Meanwhile, at the School of Communication, we are working to strengthen another cornerstone of a healthy democracy: a free press. The Investigative Reporting Workshop, which marked its 10th anniversary in 2019, launched the Accountability Project last year. The free tool culls together hundreds of public databases—more than 560 million records so far. The team pushed in early spring 2020 to add hospital and nursing home data to support reporting on COVID-19. The resource helps safeguard access to essential information that affects our lives.

People took to the streets this summer to protest racial injustice, exercising rights central to democracy. AU’s Metropolitan Policy Center provides resources to understand what fuels social unrest and offers policy solutions to minimize discontent and promote democracy. They include a new report by Professor Michael Bader that shows a stark racial divide in everyday life in DC, from policing to health, and offers steps to reduce inequality.

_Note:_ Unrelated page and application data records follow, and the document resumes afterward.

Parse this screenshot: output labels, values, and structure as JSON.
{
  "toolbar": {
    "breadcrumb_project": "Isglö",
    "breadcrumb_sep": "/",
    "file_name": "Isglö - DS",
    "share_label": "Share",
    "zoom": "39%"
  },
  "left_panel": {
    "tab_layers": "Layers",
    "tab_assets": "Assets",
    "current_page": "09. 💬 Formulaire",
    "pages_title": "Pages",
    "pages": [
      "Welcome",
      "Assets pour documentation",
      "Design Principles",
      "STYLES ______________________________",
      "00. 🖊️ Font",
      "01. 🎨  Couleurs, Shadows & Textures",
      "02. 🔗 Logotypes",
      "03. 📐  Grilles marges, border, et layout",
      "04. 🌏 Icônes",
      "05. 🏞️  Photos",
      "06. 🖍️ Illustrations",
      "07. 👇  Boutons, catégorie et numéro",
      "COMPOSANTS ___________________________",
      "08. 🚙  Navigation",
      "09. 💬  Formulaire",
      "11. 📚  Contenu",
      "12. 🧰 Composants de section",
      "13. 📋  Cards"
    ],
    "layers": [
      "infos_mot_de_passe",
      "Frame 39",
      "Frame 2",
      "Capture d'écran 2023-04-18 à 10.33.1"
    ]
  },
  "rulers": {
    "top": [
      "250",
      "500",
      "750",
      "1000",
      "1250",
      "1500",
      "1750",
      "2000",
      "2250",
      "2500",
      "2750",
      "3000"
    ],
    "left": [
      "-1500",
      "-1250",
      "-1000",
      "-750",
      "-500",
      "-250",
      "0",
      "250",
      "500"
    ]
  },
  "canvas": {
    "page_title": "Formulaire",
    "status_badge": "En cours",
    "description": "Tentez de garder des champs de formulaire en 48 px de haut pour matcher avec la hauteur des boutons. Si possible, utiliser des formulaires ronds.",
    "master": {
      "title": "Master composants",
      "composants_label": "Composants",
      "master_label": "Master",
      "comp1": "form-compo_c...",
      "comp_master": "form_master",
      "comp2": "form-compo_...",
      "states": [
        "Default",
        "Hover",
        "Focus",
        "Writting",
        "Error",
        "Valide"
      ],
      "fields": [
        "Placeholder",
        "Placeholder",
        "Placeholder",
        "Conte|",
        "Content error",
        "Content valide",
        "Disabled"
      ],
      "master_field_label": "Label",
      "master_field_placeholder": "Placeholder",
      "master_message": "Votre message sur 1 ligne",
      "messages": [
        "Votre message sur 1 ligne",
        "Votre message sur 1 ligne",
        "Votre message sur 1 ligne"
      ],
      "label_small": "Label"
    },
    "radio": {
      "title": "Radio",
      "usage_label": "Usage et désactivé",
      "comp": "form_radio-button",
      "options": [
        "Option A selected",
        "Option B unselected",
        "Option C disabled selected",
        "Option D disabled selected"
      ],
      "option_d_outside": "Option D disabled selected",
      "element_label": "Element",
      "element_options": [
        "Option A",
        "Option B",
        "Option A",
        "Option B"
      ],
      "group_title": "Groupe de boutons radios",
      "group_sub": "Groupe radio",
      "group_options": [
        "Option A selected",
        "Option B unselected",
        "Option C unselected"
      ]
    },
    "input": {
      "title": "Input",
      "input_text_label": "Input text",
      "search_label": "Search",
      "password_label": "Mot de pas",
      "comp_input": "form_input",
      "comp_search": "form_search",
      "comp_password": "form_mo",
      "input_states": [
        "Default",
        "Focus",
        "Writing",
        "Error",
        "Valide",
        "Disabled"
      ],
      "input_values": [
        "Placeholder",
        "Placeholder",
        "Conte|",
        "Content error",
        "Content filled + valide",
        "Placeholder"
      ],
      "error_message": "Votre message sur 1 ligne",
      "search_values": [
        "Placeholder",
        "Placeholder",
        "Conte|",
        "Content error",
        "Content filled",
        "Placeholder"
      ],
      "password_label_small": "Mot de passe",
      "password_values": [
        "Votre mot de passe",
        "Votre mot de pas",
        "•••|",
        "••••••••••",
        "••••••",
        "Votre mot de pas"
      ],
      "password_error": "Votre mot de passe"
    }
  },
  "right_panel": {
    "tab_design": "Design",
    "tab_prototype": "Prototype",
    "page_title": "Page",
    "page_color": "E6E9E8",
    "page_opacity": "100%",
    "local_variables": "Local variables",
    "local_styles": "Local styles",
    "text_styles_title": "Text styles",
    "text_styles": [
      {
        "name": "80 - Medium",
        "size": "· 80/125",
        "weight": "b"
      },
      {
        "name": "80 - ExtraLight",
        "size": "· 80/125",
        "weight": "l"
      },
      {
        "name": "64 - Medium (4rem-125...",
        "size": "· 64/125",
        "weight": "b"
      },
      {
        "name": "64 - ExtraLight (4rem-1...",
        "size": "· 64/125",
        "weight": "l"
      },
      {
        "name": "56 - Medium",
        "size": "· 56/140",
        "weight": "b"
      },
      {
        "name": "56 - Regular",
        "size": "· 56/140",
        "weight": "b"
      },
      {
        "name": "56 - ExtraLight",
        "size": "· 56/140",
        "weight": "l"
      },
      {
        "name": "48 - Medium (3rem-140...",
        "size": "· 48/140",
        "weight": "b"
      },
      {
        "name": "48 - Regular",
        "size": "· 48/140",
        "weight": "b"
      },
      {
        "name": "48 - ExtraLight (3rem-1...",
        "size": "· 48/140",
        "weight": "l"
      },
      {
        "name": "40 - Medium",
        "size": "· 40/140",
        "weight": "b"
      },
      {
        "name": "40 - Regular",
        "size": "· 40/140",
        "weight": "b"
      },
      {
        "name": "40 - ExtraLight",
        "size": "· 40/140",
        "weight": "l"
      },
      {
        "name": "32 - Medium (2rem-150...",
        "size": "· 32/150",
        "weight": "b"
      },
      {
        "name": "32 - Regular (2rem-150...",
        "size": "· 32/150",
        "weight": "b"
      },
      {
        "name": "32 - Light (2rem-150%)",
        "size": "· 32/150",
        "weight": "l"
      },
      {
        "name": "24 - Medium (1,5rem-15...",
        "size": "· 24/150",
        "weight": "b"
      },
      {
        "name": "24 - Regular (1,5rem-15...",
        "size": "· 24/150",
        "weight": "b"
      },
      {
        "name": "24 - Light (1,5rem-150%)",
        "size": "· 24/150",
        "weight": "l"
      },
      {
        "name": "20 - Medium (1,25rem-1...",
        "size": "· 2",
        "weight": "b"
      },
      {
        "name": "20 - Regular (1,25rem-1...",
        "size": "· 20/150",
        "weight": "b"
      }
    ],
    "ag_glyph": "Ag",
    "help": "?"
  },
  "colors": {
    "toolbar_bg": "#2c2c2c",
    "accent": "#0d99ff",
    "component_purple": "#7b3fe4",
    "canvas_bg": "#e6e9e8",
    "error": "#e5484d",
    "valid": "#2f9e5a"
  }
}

From advancing racial justice to addressing COVID-19, it’s critical that our nation works effectively toward shared goals. AU trains leaders, engages voters, and fosters dialogue, and our distinctive centers, research, and programs ensure that our students—and the broader community—are well-informed and emboldened to act. Philanthropic support will continue to advance AU programs that strengthen our democracy. 

For information on how to support democracy and promote nonpartisan solutions, contact Courtney Surls, vice president of Development and Alumni Relations, at 202-885-5900 or

Sine Institute Sparks Policy Innovation

The mission of AU’s Sine Institute of Policy and Politics is straightforward: convene, communicate, collaborate. “The institute gives a 360-degree view of politics and the policy-making process,” says executive director Amy Dacey, SPA/MA ’95. “It brings together diverse ideas from the public and private sectors, nonprofits, journalism, and academia, demonstrating how they all play a role in civil society.”

Now in its second year, the institute brings together experts, scholars, and students to dissect the nation’s most pressing challenges in a way that promotes common ground and nonpartisan policy solutions. A cornerstone of the Sine Institute is its fellowship program—a cohort of six expert practitioners from all sectors. The spring 2020 Sine Fellows included a former secretary of Housing and Urban Development, a presidential speechwriter, a food advocate, a former congresswoman, a White House correspondent, and Instagram’s head of politics and government. 

When COVID-19 put an end to in-person seminars in March, the institute quickly pivoted to webinars. One silver lining: expanded participation among those far from campus. Sessions like “Discussing the Global Coronavirus Pandemic” with Sine distinguished lecturer Ambassador Joe Hockey are also available on YouTube for ongoing reference. Virtual learning will continue through the summer with a series centered on current events. 

Dacey is always on the lookout for new ways to engage the AU community. In November, the institute partnered with the Kennedy Political Union, AU College Democrats, and SPA to host a conversation with Rep. James Clyburn (D-SC), the third-ranking Democrat in the House. When travel restrictions are eased, Dacey says the institute will present programs for alumni around the country. 

The institute was established with a $10 million milestone gift from long-serving AU trustee and entrepreneur Jeff Sine, SIS/BA ’76, and his wife, Samira, a journalist and advocate for women and children. “We wanted to empower American University to make an immediate and lasting impact at the intersection of politics and policy, increasing AU’s national and international visibility,” the Sines said in 2018 of their gift.